Compass (Book One, the author informs us at the end of 351 adventurous pages) is the story of an orphaned girl who grows up with street kids around Oxford College because the resident scholars have no time, patience, or skill for raising children and leave her unattended most of the time. Lyra is spirited, willful, curious, a natural leader, and altogether perfect for the protagonist in a rousing story that takes us to the ends of the earth and beyond. She’s the product of a hidden past whose truth is revealed to her (and us) many times throughout the book, for nothing true is true in quite the way that it seems to be true. Pullman does a masterful job of setting her up to pursue goals that she achieves only to find out that the results are opposite of her intentions.

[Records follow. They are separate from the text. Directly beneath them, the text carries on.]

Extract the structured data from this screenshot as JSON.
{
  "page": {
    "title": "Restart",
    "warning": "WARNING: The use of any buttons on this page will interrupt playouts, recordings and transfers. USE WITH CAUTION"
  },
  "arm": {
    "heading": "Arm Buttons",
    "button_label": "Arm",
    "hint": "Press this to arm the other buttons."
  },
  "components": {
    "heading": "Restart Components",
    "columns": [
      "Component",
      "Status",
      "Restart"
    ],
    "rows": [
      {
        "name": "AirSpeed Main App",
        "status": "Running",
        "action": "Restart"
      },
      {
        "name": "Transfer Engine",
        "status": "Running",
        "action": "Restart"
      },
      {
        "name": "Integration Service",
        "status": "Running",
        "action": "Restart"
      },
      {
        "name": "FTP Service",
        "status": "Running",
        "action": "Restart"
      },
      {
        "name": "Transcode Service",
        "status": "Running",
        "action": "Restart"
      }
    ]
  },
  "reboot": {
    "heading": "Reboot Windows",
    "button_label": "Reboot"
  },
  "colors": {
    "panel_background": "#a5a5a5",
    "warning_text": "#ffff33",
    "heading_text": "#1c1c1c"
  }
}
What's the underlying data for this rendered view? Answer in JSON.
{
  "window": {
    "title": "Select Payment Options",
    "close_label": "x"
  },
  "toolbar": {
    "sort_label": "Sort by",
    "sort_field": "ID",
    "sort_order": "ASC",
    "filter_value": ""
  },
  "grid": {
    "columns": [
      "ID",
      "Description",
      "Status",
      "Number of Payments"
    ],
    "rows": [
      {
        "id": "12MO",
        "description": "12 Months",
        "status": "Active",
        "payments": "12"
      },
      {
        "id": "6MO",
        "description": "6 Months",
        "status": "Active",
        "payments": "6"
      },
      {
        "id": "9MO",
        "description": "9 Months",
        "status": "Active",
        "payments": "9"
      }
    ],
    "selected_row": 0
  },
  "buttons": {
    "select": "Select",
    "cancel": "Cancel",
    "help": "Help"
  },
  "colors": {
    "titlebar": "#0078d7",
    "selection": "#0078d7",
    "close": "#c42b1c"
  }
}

Everyone in the world of Compass has a “daemon” which is a flesh and blood outward expression of his/her inner self. The daemon is protean to a fault with children, then stabilizes as a person reaches adulthood. Thus, Lyra’s early benefactor, Mrs. Coulter, has a golden leopard for a daemon. Lyra’s daemon, on the other hand, changes from mouse to crow to eagle and on and on according to mood and circumstance. At the center of the book is a controversy about something called “dust”, which is somehow connected to the idea of original sin, and about which the church wants all knowledge and experimentation banned. We are in the early 20th century at times here (motorized zeppelins) and back to the middle ages at others (fears of the return of the inquisition). Pullman has not allowed himself to be chronologically tied down. He’s also invented a little soothsaying device for Lyra that operates like a complex, hand-sized ouija board combining “principles” of astrology, psychology, and “modern science”. That is, it’s your basic golden compass and will get you out of a bundle of tight spots if you happen to be a kid and happen to possess Lyra’s intuition and intelligence.
It turns out that Lyra is a chosen being who can save the human race if she does the right thing (whatever that is) and does it without realizing she’s the chosen one. Apparently, once she discovers that she has a chosen role and starts pursuing her wishes for reasons other than her pure desire to do good, she’ll have lost her innocence at least in that regard and we’re all in for another eviction from Eden.
Pullman keeps the story well-paced, and the whole concept holds together remarkably well for as complex as it is. There are wonderful humans-kids and adults–and wonderful creatures throughout. The black and white hats get passed around quite a lot, so you’re never quite sure who’s good and who’s evil, which is what life is like, so that’s the way I like it. I can’t say this is written on the Tolkein level, but it’s certainly captivating and colorful and well worth the read.